US4616677 *Apr 15, 1985Oct 14, 1986Control Devices, IncorporatedManifold fitting for a compressed air tank
US4768550 *Aug 5, 1987Sep 6, 1988Control Devices, IncorporatedManifold fitting for a compressed air tank
US5011116 *Mar 30, 1990Apr 30, 1991Keystone International Holdings Corp.Shock absorbing sealing means for flow control devices
US5064169 *Jan 22, 1991Nov 12, 1991Keystone International Holdings Corp.Shock absorbing means for flow control devices
US5172716 *Jul 1, 1991Dec 22, 1992Keystone International Holdings Corp.Recirculation valve
US5470305 *Apr 19, 1993Nov 28, 1995Stryker CorporationIrrigation handpiece with built in pulsing pump
US5718668 *Nov 17, 1995Feb 17, 1998Stryker CorporationIrrigation handpiece with built in pulsing pump
US5769115 *Dec 22, 1995Jun 23, 1998Kyosan Denki Co., Ltd.Control valve
US6022329 *Jan 20, 1998Feb 8, 2000Stryker CorporationIrrigation handpiece with built in pulsing pump
US6623445Oct 2, 2000Sep 23, 2003Stryker CorporationSurgical suction irrigator
US6746419Dec 14, 1999Jun 8, 2004Stryker CorporationIrrigation handpiece with built in pulsing pump
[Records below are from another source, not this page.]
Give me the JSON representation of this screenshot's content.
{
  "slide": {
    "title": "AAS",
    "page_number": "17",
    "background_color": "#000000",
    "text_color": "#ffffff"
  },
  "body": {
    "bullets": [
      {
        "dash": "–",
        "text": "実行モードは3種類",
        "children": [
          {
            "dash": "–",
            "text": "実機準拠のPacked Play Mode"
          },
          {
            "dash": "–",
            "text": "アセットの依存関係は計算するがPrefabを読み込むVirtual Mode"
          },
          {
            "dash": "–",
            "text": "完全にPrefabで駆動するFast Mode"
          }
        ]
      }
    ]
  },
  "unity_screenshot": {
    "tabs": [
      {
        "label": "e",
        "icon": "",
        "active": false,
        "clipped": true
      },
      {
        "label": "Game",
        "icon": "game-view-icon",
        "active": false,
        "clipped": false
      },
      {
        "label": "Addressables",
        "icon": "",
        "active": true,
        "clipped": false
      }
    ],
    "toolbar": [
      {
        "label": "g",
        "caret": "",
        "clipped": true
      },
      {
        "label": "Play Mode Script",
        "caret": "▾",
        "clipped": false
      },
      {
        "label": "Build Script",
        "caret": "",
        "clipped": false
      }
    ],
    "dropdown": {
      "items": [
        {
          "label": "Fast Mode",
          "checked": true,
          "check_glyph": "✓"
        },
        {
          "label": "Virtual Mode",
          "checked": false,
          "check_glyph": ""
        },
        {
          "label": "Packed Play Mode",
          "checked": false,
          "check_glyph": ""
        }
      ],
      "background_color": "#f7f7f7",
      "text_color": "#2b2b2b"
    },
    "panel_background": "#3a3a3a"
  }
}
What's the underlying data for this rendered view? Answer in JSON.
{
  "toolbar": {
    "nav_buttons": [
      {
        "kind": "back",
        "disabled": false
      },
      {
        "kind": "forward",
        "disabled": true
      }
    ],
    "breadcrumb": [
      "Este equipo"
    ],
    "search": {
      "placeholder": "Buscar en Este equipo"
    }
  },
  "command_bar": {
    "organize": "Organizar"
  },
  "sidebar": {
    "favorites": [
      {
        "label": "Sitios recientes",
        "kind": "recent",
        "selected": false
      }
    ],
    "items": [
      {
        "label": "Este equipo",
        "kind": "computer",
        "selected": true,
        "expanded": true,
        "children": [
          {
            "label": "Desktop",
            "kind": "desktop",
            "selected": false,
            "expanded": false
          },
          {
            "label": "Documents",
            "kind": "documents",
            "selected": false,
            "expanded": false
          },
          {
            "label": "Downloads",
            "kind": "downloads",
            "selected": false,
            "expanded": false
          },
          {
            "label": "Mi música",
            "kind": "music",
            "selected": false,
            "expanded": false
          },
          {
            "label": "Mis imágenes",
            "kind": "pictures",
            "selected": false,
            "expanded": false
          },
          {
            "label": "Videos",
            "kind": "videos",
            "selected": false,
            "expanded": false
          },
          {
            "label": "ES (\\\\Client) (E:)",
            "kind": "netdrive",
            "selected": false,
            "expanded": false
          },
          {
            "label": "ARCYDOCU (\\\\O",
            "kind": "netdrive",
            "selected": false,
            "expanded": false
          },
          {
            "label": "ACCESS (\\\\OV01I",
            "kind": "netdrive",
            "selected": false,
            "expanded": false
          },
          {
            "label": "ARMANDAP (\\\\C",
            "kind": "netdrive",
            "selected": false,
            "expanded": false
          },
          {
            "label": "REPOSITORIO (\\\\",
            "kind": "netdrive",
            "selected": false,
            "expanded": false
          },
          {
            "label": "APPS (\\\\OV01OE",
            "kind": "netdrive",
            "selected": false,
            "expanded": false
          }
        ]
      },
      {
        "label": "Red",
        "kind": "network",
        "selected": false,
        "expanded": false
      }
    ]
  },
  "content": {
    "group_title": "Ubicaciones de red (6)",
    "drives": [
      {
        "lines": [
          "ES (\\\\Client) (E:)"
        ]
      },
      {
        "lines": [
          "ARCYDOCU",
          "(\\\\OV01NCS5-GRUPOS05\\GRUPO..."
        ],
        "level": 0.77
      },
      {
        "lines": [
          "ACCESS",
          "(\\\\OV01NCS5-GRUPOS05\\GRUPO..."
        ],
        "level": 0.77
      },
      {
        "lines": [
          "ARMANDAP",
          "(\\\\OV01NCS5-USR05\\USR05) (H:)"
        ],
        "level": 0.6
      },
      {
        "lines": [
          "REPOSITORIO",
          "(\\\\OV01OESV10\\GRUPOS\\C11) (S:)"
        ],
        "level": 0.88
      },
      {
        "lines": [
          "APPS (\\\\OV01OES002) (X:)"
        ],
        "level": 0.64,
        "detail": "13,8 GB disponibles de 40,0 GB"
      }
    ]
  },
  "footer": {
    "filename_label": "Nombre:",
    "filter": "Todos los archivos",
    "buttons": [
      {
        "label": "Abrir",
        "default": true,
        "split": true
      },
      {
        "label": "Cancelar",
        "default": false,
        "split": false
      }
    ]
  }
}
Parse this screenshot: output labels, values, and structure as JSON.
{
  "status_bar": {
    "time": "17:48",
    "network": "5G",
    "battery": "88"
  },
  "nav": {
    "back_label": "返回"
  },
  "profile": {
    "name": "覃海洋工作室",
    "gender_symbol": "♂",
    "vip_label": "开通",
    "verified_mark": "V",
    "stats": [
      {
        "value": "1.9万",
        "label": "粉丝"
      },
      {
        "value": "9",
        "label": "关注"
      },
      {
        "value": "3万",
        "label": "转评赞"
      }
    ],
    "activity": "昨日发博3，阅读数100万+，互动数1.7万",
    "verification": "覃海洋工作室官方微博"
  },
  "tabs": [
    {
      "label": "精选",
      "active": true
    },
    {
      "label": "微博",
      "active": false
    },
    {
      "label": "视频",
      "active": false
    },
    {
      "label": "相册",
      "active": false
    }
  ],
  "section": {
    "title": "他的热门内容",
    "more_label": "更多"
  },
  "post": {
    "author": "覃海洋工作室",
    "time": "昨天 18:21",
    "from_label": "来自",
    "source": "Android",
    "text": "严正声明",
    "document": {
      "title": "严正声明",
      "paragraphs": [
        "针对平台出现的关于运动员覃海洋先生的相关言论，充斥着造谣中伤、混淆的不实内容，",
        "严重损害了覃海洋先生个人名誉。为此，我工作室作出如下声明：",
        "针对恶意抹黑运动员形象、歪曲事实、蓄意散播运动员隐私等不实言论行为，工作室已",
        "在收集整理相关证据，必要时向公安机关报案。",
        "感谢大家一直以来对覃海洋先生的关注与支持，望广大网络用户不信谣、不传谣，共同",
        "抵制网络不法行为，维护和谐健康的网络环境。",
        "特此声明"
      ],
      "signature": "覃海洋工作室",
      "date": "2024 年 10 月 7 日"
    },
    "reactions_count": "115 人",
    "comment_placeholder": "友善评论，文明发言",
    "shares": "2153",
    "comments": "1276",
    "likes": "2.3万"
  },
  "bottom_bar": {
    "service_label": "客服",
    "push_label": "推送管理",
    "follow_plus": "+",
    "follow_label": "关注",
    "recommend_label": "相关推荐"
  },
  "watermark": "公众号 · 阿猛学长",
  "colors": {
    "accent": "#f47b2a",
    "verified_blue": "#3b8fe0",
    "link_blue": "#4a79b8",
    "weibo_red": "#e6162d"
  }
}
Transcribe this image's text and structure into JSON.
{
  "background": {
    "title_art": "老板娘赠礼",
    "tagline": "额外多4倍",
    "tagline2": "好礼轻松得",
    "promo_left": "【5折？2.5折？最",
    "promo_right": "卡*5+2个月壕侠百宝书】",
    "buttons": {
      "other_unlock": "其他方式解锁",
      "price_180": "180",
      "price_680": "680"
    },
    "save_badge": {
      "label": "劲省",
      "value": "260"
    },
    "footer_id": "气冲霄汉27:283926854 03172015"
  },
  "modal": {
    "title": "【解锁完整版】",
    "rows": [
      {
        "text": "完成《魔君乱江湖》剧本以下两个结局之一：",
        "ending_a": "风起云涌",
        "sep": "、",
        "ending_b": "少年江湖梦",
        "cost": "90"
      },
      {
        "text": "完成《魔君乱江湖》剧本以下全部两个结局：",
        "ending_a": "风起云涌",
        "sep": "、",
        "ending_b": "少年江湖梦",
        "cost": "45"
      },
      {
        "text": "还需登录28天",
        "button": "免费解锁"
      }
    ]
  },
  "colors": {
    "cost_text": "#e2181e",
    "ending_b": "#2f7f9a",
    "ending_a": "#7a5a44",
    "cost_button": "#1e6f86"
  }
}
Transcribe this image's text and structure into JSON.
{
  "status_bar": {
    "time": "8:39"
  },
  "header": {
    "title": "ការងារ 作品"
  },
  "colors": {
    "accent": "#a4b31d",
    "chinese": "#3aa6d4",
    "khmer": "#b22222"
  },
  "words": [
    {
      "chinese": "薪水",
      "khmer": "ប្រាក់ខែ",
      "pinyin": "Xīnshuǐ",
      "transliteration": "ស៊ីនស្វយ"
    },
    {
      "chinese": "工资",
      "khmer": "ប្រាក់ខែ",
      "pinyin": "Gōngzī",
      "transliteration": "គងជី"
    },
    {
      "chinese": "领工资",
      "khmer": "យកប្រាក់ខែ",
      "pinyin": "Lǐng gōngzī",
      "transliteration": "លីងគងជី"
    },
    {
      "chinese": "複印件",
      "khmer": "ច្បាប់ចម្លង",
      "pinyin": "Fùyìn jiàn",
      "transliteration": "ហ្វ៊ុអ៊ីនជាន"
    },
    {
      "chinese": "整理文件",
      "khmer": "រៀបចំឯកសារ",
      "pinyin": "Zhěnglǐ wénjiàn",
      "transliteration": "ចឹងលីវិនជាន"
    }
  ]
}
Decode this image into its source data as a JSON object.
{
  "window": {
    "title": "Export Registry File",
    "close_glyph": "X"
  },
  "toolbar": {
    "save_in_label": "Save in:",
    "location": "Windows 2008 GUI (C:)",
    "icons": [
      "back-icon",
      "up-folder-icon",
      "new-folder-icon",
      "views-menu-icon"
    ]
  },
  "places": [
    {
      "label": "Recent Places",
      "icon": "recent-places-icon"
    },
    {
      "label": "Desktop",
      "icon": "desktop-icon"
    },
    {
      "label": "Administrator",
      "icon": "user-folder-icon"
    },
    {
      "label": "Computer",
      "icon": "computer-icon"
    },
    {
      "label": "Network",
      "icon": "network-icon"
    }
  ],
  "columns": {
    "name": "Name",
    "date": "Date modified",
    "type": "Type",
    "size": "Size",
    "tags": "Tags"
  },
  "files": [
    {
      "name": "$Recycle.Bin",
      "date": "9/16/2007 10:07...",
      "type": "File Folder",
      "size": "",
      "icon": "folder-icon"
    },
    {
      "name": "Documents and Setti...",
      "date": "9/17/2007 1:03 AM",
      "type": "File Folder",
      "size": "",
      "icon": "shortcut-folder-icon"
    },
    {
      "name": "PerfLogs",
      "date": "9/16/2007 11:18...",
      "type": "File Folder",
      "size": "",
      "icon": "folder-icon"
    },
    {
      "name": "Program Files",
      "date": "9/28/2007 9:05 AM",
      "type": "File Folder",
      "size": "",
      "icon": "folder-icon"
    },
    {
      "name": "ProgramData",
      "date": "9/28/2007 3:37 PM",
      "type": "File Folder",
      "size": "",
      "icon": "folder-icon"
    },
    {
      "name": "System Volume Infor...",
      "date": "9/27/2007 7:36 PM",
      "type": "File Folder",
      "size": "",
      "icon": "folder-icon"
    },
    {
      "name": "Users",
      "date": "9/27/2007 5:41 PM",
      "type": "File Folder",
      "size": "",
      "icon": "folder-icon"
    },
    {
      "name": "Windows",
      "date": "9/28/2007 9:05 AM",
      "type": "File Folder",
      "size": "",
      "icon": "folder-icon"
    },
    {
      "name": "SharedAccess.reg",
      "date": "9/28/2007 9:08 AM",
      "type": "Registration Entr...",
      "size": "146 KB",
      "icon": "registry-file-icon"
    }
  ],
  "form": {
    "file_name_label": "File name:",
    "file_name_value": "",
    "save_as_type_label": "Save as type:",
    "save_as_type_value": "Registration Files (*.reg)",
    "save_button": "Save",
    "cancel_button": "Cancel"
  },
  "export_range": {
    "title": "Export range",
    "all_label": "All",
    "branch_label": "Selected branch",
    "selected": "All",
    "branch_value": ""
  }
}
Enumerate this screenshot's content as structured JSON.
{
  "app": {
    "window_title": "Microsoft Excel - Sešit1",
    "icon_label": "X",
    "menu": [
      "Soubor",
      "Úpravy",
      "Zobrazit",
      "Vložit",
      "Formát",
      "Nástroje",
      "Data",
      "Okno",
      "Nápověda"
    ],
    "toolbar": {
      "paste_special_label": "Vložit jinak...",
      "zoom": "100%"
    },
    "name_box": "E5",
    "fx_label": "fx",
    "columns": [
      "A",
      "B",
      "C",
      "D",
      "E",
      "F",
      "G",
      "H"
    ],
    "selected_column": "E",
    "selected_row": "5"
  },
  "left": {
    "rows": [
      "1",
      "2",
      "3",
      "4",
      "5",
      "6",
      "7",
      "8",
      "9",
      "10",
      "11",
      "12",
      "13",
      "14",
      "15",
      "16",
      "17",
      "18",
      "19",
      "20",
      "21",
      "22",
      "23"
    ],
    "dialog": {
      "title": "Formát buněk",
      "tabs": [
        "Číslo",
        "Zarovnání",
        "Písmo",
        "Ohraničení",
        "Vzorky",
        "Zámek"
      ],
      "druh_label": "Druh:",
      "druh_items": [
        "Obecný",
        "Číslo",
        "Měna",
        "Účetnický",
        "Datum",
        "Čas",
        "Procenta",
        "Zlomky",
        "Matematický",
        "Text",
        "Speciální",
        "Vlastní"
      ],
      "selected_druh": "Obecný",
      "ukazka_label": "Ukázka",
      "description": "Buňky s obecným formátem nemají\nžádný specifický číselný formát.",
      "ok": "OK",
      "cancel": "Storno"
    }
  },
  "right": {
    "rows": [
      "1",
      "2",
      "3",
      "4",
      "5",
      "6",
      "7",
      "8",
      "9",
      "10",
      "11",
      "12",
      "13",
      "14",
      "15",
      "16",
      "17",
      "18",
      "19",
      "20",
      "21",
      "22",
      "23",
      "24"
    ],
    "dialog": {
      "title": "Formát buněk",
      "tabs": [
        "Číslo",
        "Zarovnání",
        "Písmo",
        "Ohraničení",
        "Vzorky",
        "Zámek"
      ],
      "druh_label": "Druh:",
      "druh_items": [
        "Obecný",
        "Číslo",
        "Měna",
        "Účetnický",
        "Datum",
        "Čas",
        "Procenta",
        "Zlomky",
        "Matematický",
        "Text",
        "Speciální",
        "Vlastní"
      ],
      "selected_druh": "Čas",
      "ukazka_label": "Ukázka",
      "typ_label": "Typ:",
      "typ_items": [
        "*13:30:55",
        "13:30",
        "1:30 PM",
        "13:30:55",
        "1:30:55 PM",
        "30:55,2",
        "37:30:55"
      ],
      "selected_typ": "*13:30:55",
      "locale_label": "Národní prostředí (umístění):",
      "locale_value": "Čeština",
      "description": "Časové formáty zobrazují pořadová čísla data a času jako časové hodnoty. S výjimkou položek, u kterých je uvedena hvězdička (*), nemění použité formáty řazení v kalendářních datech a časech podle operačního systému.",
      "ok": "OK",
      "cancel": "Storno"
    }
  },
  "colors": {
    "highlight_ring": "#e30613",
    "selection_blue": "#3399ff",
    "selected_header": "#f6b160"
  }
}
US7144383May 4, 2004Dec 5, 2006Stryker CorporationSurgical/medical irrigating handpiece with variable speed pump, integrated suction and battery pack
US7297133Aug 26, 2003Nov 20, 2007Stryker CorporationSurgical suction irrigator
US7481791Oct 14, 2003Jan 27, 2009Stryker CorporationSurgical suction irrigator
US8794256 *Feb 9, 2009Aug 5, 2014Pbm, Inc.Self-sealing check valve
US20100200087 *Feb 9, 2009Aug 12, 2010Pbm, Inc.Self-sealing check valve
DE3237446A1 *Mar 15, 1982Mar 24, 1983Control Devices IncFederbelastetes ventil
EP1813846A2 *Jan 31, 2007Aug 1, 2007Nostrali Arnaldo S.r.l.Safety valve for fluids
EP1890064A2 *Jun 21, 2007Feb 20, 2008Volvo Construction Equipment Holding Sweden ABPressure control valve
WO1982003259A1 *Mar 15, 1982Sep 30, 1982Devices Inc ControlSpring-loaded valve
WO2006041839A2 *Oct 4, 2005Apr 20, 2006Conrader R CoPressure relief valve
WO2013079147A1 *Nov 6, 2012Jun 6, 2013Daimler AgSafety device for a pressurized system
Classifications
U.S. Classification137/469, 137/543.23, 137/542, 137/522
International ClassificationF16K17/04, F16K17/08
Cooperative ClassificationF16K17/0433, F16K17/082
European ClassificationF16K17/08B, F16K17/04F